Learn more about the AAA School Safety Patrol Program
Get information and find out how your child’s school can participate.
The AAA Safety Patrol program dates back to 1920. At the time, car production outpaced important infrastructure like traffic lights and stop signs. Additionally, drivers weren’t required to take a skills test to operate a motor vehicle. With little to no resources to help drivers navigate the roads, crossing those roads could be extremely perilous for pedestrians. This was especially the case for young children.
After witnessing a speeding car kill several children at a school crossing, Charles M. Hayes, then president of the Chicago Motor Club, vowed to help prevent such a horrific tragedy from happening again. He developed the AAA School Safety Patrol program so AAA clubs across the country could provide traffic safety guidance and resources for adults, children and schools.

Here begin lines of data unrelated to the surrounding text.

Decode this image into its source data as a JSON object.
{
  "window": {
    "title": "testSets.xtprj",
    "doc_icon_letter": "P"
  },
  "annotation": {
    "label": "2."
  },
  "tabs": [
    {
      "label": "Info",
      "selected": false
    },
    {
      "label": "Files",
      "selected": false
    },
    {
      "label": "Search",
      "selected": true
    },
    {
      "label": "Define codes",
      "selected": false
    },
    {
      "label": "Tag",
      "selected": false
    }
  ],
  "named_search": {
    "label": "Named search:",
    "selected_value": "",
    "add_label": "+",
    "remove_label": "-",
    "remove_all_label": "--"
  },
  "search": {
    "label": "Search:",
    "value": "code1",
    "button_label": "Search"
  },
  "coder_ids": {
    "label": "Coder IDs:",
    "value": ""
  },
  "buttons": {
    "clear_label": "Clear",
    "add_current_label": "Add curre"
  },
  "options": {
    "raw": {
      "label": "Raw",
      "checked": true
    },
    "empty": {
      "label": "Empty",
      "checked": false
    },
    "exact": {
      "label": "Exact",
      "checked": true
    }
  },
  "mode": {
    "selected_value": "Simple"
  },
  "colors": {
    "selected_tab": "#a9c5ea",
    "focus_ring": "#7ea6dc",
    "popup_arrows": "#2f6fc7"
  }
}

By the 1930s, it became a national program. The National Safety Council and the National Congress of Parents and Teachers joined AAA to create standardized rules and guidelines for the Operation of School Boy Patrols. (At the time, only male students could become patrollers, but that started to change in the 1940s, when communities expanded recruitment to female students.) Those guidelines have evolved over the years to become the operating standards for all AAA School Safety Patrols in schools.
AAA School Safety Patrollers are volunteers within upper elementary, middle and junior high schools. The patrollers direct children, not traffic. These students are leaders in traffic safety, acting as role models to younger students and teaching fellow classmates the importance of traffic safety. The program boasts an impressive list of alumni that includes President Joe Biden, former presidents Jimmy Carter, Bill Clinton and George W. Bush, Olympic athletes, Supreme Court judges and astronauts.
To participate in the program (with parental permission), safety patrollers must complete traffic safety training. Once they’ve completed the necessary requirements, student volunteers receive their safety patrol certificate, belt and badge.
While the AAA safety patrol belt color has seen many iterations over the 103 years of the AAA School Safety Patrol Program—from white to neon orange to today’s fluorescent green—the program’s mission remains the same: to provide a safer environment and leadership opportunities for millions of students.
The AAA School Safety Patrol is the world’s largest safety program, with more than 679,000 safety patrollers in U.S. schools helping reduce injuries and fatalities among school-aged children (ages 5-14). The program has contributed to a steady decline in pedestrian deaths among students in the U.S.—a 24% decrease since 2010.
To date, at least 30 other countries have adopted the AAA model of safety patrols in schools, including the Netherlands, England, France, Germany and New Zealand.
Millions of children have benefitted from the AAA School Safety Patrol program throughout its existence. From a safer pedestrian environment to extensive educational and leadership opportunities for students, AAA has helped strengthen communities and schools through its historic School Safety Patrol program.